“Mason jars make good canisters because you can fit a lot in them without taking up much counter space,” says Roxanne at The Honeycomb Home. “But because they were clear, it looked a little messy.”
Roxanne decided that painting her mason jars would improve their appearance in her kitchen. Besides, she needed a small project for her first-time use of chalk paint! She painted her jars, layering white paint over blue. Roxanne lightly sanded the painted glass to give it a distressed finish, and added a chalkboard label to each jar. What a cute look for her kitchen!
Click over to The Honeycomb Home to take a closer look at this project.
Over at Simply Vintageous, Suzan really has a thing for old doors. She loves turning them into new, fun decor for her home. Her latest vintage door project found it’s new home in her kitchen.
The color scheme in Suzan’s kitchen is gray, white, and black. So when another old door came her way, Suzan decided to paint it to match the kitchen. She used Paris Grey from Annie Sloan Chalk Paint mixed with Old White – half and half – dry brushed and Old White for trim of the door. To add functionality to the door, Suzan attached various hooks and shelving, so that the old door could serve as rustic backdrop for pots, pans, serving ware, and collectibles in her kitchen. Great idea!
Go to Simply Vintageous to learn more about this rescued door turned to kitchen display.
Diana blogs at Adirondack Girl. One day she was eyeing the cardboard box that her Keurig coffee mixes come in, and thought, “There must be something clever I can do with this box.”
She pulled out the scissors and began to cut away at the box, trying to discover a useful new shape for it. Eventually, she cut down the front and sides, creating a magazine-style storage box. But she didn’t stop there! Diana pulled out the spray paint, covering up the cardboard with Rustoleum’s “Cinnamon”. She made her own label holder and glued it to the box. The label reads “mixes”, and that’s exactly what Diana is using this for–she’s keeping all those little mix packets that get scattered in the cupboards handy inside the box. Great idea!Visit Adirondack Girl to read more about this upcycled box project.

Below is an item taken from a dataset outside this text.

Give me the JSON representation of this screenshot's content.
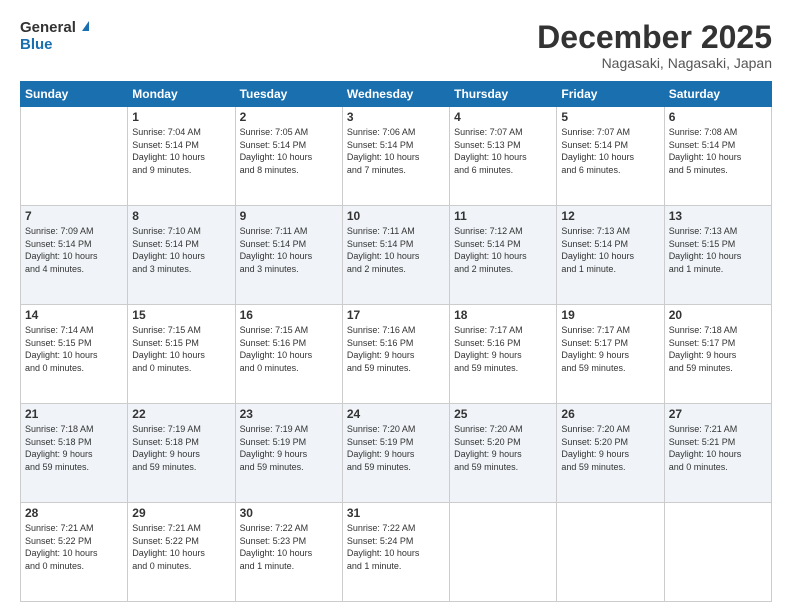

Over at It’s Overflowing, Aimee shares a quick organization project that started with a pile of wood. “This reclaimed wood sitting on a neighbor’s curb on trash day was screaming rescue me!” she says.
Aimee took the wood home and used some of it to build small, multi-level shelves for her spice cabinet. “Three levels for my spices is so ideal — I have always loved the staircase effect I have for my canned goods, not sure what took me so long to set my spices up with the same royal treatment! I love having every square inch of my kitchen totally useable!” Aimee explains. It’s a simple project that fulfills a kitchen storage problem many of us have–thanks for an easy solution, Aimee!

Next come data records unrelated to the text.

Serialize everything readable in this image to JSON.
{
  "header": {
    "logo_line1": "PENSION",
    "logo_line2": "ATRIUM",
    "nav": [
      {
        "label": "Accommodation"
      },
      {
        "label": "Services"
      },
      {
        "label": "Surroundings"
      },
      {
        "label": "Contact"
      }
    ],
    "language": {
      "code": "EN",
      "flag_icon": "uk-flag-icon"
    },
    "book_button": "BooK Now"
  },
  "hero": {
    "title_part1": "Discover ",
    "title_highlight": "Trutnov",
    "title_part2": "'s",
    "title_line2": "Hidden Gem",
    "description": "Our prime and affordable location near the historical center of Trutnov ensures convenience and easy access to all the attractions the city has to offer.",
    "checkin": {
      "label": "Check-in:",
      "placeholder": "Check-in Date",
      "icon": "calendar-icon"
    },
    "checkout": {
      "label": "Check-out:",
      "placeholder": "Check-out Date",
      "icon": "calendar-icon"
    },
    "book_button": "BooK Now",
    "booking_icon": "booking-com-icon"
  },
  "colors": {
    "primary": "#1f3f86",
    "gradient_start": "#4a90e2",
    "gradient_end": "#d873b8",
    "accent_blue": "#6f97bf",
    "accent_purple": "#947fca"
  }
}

You can find out more about this project at It’s Overflowing.
At C.R.A.F.T., Jamie and her husband have to think out of the box to create storage space that can go with them when they move out of their little rental. Kitchen storage was especially hard to come by–made even more challenging since the walls of their apartment are cement, so drilling holes in the wall is out of the question. The solution to Jamie’s kitchen storage problem came in the form of an old door purchased from Habitat for Humanity Re-Store for $5.
I had no idea an old door could provide such fun and functional storage! First, Jamie gave it a whimsical, sunny paint job. Then, she created lots of places to hand kitchen tools on the door by adding Command hooks, magnetic strips, and wire shelving. There’s even room for some sentimental needlework that actually pulls together all the colors of the various kitchen tools. I’m totally blown away by this project!

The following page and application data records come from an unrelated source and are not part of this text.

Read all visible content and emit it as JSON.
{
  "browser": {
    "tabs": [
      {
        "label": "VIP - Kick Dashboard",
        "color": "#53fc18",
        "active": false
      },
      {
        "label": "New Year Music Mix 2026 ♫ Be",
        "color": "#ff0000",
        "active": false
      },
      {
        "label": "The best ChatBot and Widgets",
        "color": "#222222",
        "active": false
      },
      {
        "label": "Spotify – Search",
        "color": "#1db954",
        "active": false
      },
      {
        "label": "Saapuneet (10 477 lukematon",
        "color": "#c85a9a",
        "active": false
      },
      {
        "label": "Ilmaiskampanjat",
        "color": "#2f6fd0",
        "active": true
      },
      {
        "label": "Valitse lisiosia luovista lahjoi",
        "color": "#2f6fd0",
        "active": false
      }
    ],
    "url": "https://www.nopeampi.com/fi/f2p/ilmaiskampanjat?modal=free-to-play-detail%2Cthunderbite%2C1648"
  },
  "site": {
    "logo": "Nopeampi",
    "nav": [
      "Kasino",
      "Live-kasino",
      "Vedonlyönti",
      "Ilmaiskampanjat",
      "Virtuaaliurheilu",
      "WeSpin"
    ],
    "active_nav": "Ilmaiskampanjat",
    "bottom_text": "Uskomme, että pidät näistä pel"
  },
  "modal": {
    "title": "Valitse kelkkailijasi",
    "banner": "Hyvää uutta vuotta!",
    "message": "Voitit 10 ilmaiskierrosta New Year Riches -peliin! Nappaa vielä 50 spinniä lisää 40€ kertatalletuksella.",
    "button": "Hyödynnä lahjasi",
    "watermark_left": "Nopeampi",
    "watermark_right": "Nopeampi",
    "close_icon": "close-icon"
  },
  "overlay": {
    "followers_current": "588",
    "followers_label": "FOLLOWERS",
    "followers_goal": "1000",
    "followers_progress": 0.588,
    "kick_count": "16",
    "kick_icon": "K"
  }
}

You can learn more about how Jamie turned this door into highly usable storage at C.R.A.F.T.
At Pondered Primed Perfected, Sherry had this plain, wooden CD box that had been sitting around her house for a while. It wasn’t getting much use as a CD holder anymore, so she decided it was time to give it a new job.
Painted black with a favorite saying on front and the addition of some rusty hinges for character, the box now sits in Sherry’s kitchen window and holds her live wheatgrass. It’s the perfect size for the space and the bright green wheatgrass looks great against the slightly distressed black box.
You can read more about this makeover and how Sherry lettered the box at Pondered Primed Perfected.
Aimee from It’s Overflowing snatched up this old table from the side of the road while on her way to church one Sunday morning. Based on the way the paint was chipping and flying off with the slightest breeze, the table definitely seemed like it had weathered the elements.
The worn table’s future became clear as Aimee was perusing Pinterest and set eyes on a kitchen cart that had been created from a table. Aimee fitted her table with a new bottom shelf, towel bar, and casters to make her own rolling cart. Talk about a fabulous repurpose project for a small table!
Check out the tutorial at It’s Overflowing.